In Matthew 21, Matthew reveals to us the spiritual blindness of a religious person who fights for moral rules and demands God justify himself to them based on their own terms. In what ways do you identify with the religious person? How might you take the posture of demanding God justify himself to you?
The point is not that Jesus loves immoral people more than moral people; it is that he does not see things the way we do. God desires for us to be desperately aware of our brokenness and humbly willing to repent. What has repentance looked like with your sin struggles? Is there anything you currently need to repent of?
How have you contented yourself with religious form and image over the power of God? What types of religious structures or customs do you uphold in order to count yourself in good relationship with God? What steps of obedience do you need to take to move away from that and towards an authentic, personal relationship with God?

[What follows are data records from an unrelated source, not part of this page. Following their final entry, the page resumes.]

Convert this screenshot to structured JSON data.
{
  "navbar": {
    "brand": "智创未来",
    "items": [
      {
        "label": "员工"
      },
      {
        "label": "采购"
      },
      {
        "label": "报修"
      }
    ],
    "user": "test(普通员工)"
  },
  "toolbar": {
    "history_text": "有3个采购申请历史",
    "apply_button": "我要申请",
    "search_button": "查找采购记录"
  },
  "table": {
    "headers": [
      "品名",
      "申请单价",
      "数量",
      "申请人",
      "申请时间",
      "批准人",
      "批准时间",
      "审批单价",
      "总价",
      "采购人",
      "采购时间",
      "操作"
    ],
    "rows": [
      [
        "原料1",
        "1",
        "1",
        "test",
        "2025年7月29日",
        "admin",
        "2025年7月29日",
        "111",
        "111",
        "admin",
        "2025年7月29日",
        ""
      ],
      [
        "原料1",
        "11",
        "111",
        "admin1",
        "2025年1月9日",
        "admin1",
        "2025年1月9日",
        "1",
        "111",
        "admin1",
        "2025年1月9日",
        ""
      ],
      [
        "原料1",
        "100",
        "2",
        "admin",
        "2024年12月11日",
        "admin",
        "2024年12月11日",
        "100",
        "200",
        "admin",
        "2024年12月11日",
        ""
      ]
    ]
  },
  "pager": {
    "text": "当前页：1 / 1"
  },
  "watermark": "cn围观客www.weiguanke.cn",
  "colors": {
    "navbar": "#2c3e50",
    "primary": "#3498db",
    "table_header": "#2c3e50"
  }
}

“For the Kingdom of God is not a matter of what we eat or drink, but of living a life of goodness and peace and joy in the Holy Spirit.” —Romans 14:17
When we commit willful sin and then refuse to repent and be comforted, we are being prideful because we want to be good enough without Jesus. If God said to you, “What my son did on the cross was enough for me, why is it not enough for you?”, what would that change about your life? In what ways can you preach the gospel to yourself rather than listen to yourself?
We don't need to be about a form of religion. We need to be about an authentic relationship with God that is personally transformative.
How we react to circumstances that do not go our way will reveal whether or not we truly meet God on his terms.
God desires for us to be desperately aware of our brokenness and humbly willing to repent.
This parable reveals to us a tragedy, a warning, and hope—we have to recognize the tragic nature of the human condition, the warning that settling for religious form will not sustain us if we are content apart from the power of God, and the hope that we can receive the message of Jesus as offered to us and depend on it no matter who we are or what we have done.
The good is what God is responsible for, and the bad is what we have done to the good that he has given us.
The hope of the gospel is not that those who live the “right life” will inherit the kingdom of God but that the revolutionary nature of Jesus’ words are that the prostitutes and tax collectors get to the front of the line ahead of people who follow all the rules and customs. Those who receive the message as offered, have a willing heart that is constantly repenting and moving towards holiness, and depend on Jesus for everything are those who are living in the freedom of Christ.
God is far more willing to forgive us than we are to be forgiven.